UNITED NATIONS (AP) — The United States is open to a new U.N. resolution on Gaza but only if it contributes to sustaining the Israeli-Palestinian cease-fire, the U.S. envoy to the United Nations said Wednesday.
Ambassador Samantha Power told reporters that a resolution must "do no harm" to the cease-fire that has been holding in recent days and Israeli-Palestinian talks that are scheduled to resume in Cairo, and should "play a positive role in supporting a durable solution."
"Nothing underscores the urgency of securing ... a negotiated two-state solution like the crisis in Gaza and the heartbreak that so many people on both sides suffered throughout that crisis," she said.
Hanan Ashrawi, a senior figure in the Palestine Liberation Organization, told a news conference here Tuesday that the Palestinians are demanding a commitment to the 1967 borders and a deadline for the end of Israel's occupation, adding when pressed that "within three years, the occupation should end."
She also criticized the failed U.S. peace initiative by U.S. Secretary of State John Kerry, saying it allowed Israel "to persist in policies" that she characterized as unilateral and abusive.
Power defended Kerry's mission and stressed that negotiations are the only way to achieve a two-state solution where Israel and Palestine live side by side in peace.
"We don't think there are shortcuts or unilateral measures that can be taken at the United Nations or any place else that will bring about the outcome that the Palestinian people most seek," she said.
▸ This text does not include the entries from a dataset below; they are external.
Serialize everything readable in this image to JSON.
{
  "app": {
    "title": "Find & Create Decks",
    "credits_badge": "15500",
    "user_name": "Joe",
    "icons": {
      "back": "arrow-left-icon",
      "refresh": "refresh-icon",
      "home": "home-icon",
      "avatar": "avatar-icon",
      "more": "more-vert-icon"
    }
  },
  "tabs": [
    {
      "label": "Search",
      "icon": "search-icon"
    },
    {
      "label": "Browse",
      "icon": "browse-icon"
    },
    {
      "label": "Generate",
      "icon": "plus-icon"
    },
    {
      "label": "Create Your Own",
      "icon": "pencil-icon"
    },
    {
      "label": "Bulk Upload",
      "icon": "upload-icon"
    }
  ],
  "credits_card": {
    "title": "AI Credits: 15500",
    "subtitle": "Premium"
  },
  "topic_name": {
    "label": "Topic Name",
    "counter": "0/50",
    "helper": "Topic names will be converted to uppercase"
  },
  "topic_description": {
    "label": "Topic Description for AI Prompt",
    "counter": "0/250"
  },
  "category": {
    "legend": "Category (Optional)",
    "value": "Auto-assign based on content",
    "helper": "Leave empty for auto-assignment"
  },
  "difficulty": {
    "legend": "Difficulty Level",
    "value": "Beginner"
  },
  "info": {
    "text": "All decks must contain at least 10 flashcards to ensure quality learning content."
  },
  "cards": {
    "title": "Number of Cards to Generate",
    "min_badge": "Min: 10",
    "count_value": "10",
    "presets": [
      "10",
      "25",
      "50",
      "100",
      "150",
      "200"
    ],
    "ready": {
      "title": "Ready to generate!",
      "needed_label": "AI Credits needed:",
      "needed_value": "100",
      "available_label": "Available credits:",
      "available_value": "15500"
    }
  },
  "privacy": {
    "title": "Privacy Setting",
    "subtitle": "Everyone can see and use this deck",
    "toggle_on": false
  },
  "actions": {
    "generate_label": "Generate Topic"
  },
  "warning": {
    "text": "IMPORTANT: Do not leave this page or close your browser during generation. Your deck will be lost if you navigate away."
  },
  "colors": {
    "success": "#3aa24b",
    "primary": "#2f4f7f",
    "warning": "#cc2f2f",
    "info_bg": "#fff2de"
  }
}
"If you mean to secure a permanent peace, Israel has to be a part of that negotiation, just as a practical matter," Power said. "So to think that you can come to New York and secure what needs to be worked out on the ground is not realistic, and in fact, is likely to have very counterproductive effects."
A draft resolution circulated by the United States, Israel's closest ally, and obtained Wednesday by The Associated Press calls for the re-establishment of full Palestinian Authority control over Gaza, which was ruled by Hamas militants who refuse to recognize the state of Israel.
It includes a key Israeli demand, affirming that a lasting solution must ensure that Gaza is "free of any armed personnel, assets and weapons other than those under the full and legitimate control of the Palestinian Authority."
The Security Council is also considering "elements" for a resolution proposed by European nations, and a Jordanian draft resolution backed by the Palestinians and their supporters which was written before the latest cease-fire .
The European proposal goes further than the Americans, calling for the establishment of an international Monitoring and Verification Mission in Gaza to ensure that the cease-fire agreement is implemented and to investigate reported violations.
The U.S. draft asks Secretary-General Ban Ki-moon to consult with both sides "on options for the establishment of a mechanism" to assist in the transfer of construction materials to rebuild Gaza and "to monitor and verify the end-use of dual-use material."